┌─ Task material

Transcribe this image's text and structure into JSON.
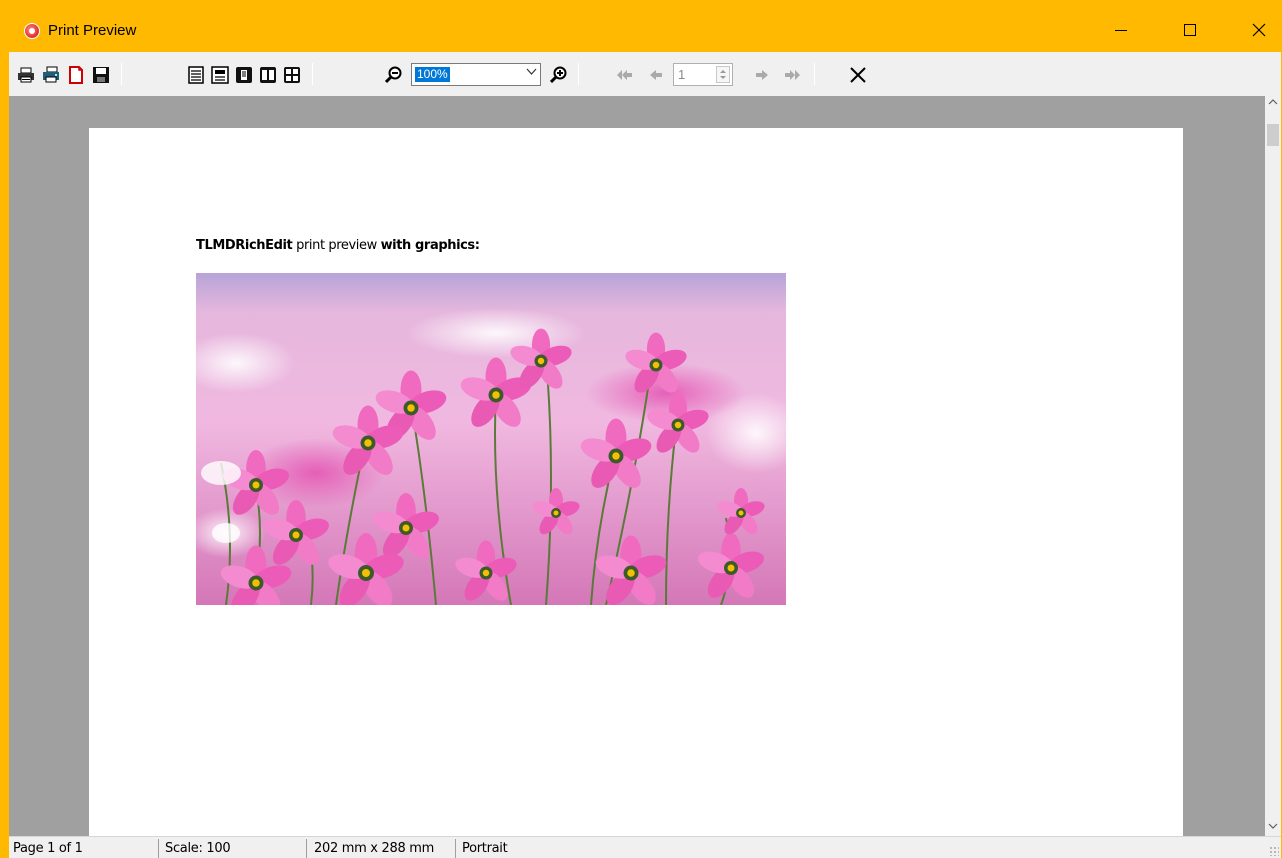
{
  "window": {
    "title": "Print Preview",
    "title_bar_color": "#ffb900"
  },
  "toolbar": {
    "buttons": [
      {
        "name": "print-icon"
      },
      {
        "name": "print-setup-icon"
      },
      {
        "name": "pdf-export-icon"
      },
      {
        "name": "save-icon"
      },
      {
        "name": "one-page-view-icon"
      },
      {
        "name": "page-width-icon"
      },
      {
        "name": "whole-page-icon"
      },
      {
        "name": "two-pages-icon"
      },
      {
        "name": "multiple-pages-icon"
      },
      {
        "name": "zoom-out-icon"
      },
      {
        "name": "zoom-in-icon"
      },
      {
        "name": "first-page-icon"
      },
      {
        "name": "previous-page-icon"
      },
      {
        "name": "next-page-icon"
      },
      {
        "name": "last-page-icon"
      },
      {
        "name": "close-preview-icon"
      }
    ],
    "zoom_value": "100%",
    "page_number": "1"
  },
  "document": {
    "text_bold_1": "TLMDRichEdit",
    "text_regular": " print preview ",
    "text_bold_2": "with graphics:",
    "image_subject": "pink cosmos flowers field"
  },
  "statusbar": {
    "page": "Page 1 of 1",
    "scale": "Scale: 100",
    "size": "202 mm x 288 mm",
    "orientation": "Portrait"
  }
}
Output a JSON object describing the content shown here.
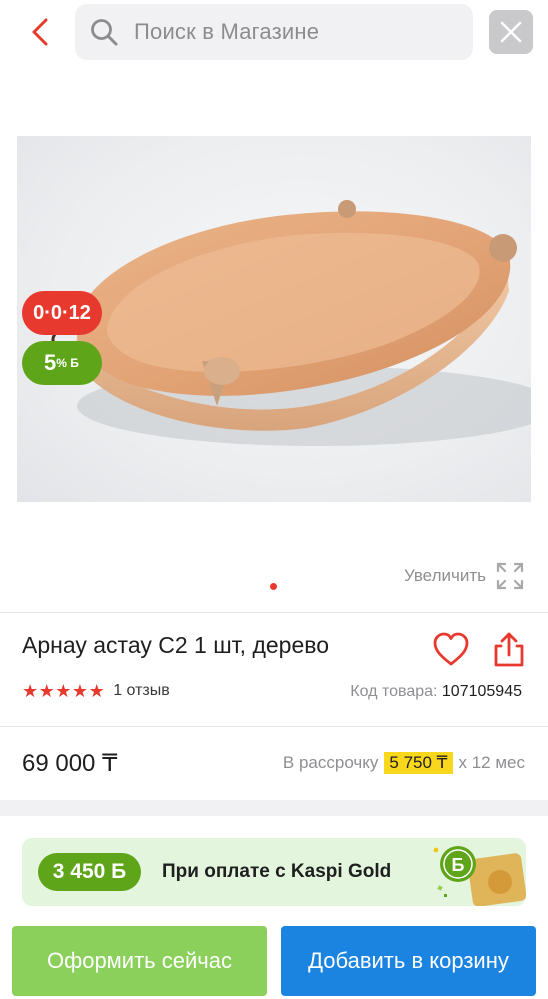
{
  "header": {
    "search_placeholder": "Поиск в Магазине",
    "icons": [
      "chevron-left-icon",
      "search-icon",
      "close-icon"
    ],
    "accent_color": "#e8392f"
  },
  "gallery": {
    "badges": {
      "installment_label": "0·0·12",
      "bonus_percent": "5",
      "bonus_suffix": "% Б"
    },
    "zoom_label": "Увеличить",
    "slide_count": 1,
    "active_slide": 1
  },
  "product": {
    "title": "Арнау астау С2 1 шт, дерево",
    "rating_stars": 5,
    "reviews_label": "1 отзыв",
    "code_label": "Код товара:",
    "code_value": "107105945",
    "price": "69 000 ₸",
    "installment_prefix": "В рассрочку",
    "installment_amount": "5 750 ₸",
    "installment_suffix": "х 12 мес"
  },
  "promo": {
    "bonus_amount": "3 450 Б",
    "text": "При оплате с Kaspi Gold",
    "color": "#5fa51a"
  },
  "actions": {
    "buy_now_label": "Оформить сейчас",
    "add_to_cart_label": "Добавить в корзину",
    "buy_color": "#8ad05a",
    "cart_color": "#1b83e0"
  }
}
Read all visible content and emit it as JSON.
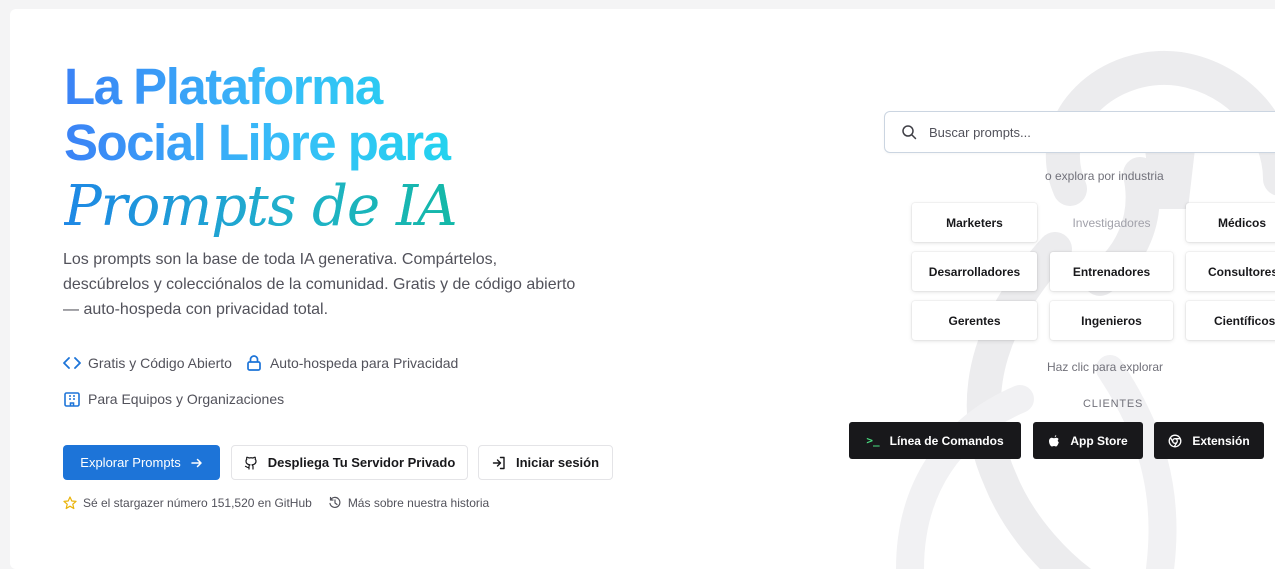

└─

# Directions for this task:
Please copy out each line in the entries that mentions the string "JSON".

# Result below:
Transcribe this image's text and structure into JSON.
Output a JSON object describing the content shown here.
Read all visible content and emit it as JSON.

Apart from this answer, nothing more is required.